Thursday, July 8th, 2010
So this weekend I was re-reading a favorite book for bookgroup, “Cooking for Mr. Latte” by Amanda Hesser. Amanda was a food writer for the NY Times for years, and the book chronicles her adventures in cooking, eating and relationships. Thank goodness she includes many of the recipes she describes at the end of each chapter or I would be a very hungry and frustrated reader!
What I love about this book is that all the recipes have a story behind them, which I think is true of some of the best recipes. Like the lemon bars my family makes that come from a cookbook my brother’s middle school put together of each kid’s favorite recipe. Fred Natkins will forever live on in our lives for his contribution of his mom’s lemon bar recipe. We never refer to them as simply Lemon Bars. Oh no, they are Fred Natkin’s Lemon Bars. I’m sure you all have similar stories about favorite dishes. And you remember who you served them to and how they fed the soul and stomach (if done right).
So what does that have to do with design? Well, it got me thinking about shared experiences, travel, and the objects we pick up along the way. When I travel I prefer to buy an interesting object for my home that I can look at and remember the trip. I’m not talking about “insert destination here” sweatshirts, spoons, shot glasses or fridge magnets. Though if that’s your thing, enjoy!
No I’m talking about that wall hanging I found in the little shop in the Gion district of Kyoto that has a giesha and a temple on it. And after I bought it we passed two maiko, apprentice gieshas, on the street.
Seeing the object pulls you right back into a moment, a story, a feeling. Or the 1890s German scientific print of different types of mushrooms I found in a vintage shop in Austin, Texas, that fits in perfectly on the wall of mushroom photos in my living room.
The mushroom photos always elicit lots of questions from visitors. It gives us the chance to tell them about our love of hiking and mushroom hunting, where I was inspired by the variety of mushrooms and colors and textures in the woods. Then we can show them our bags of dehydrated mushrooms as proof that I’m not just making this up.
The layout with different size and shape frames in an asymmetrical arrangement is more dynamic and allows us to add to the collection easily over the years.
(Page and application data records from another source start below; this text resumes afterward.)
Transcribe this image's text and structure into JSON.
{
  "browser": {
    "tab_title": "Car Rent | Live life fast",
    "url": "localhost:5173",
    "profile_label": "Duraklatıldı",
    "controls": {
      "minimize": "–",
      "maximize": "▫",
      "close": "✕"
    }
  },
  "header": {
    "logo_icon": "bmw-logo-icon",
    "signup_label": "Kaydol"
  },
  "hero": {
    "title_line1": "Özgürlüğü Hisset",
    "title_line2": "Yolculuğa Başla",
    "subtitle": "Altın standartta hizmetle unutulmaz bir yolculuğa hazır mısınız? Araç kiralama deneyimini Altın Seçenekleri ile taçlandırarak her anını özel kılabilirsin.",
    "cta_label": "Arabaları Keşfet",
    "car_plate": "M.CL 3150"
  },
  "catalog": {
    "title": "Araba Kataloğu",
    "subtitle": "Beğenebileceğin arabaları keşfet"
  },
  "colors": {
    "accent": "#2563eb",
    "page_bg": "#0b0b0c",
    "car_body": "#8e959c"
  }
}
In fact, we’ll probably change out the mushroom photos for pictures from our trip to Japan next. That will provide new stories to tell, and different memories to enjoy. And when we tire of those photos, we will have other photos from other adventures with which we can replace them.
I think using objects and photos from your travels and adventures (even if they are local) is one of the best ways to ensure that your home is a reflection of you and your life. Grandma’s hope chest or the lamp from your childhood bedroom can also serve as mementos (not to be confused with Mentos, the freshmaker).
What objects do you have that have special meaning and history behind them? Where did you find them or who passed them down to you? Do they have pride of place in your home or are they mixed in and require exploration to notice?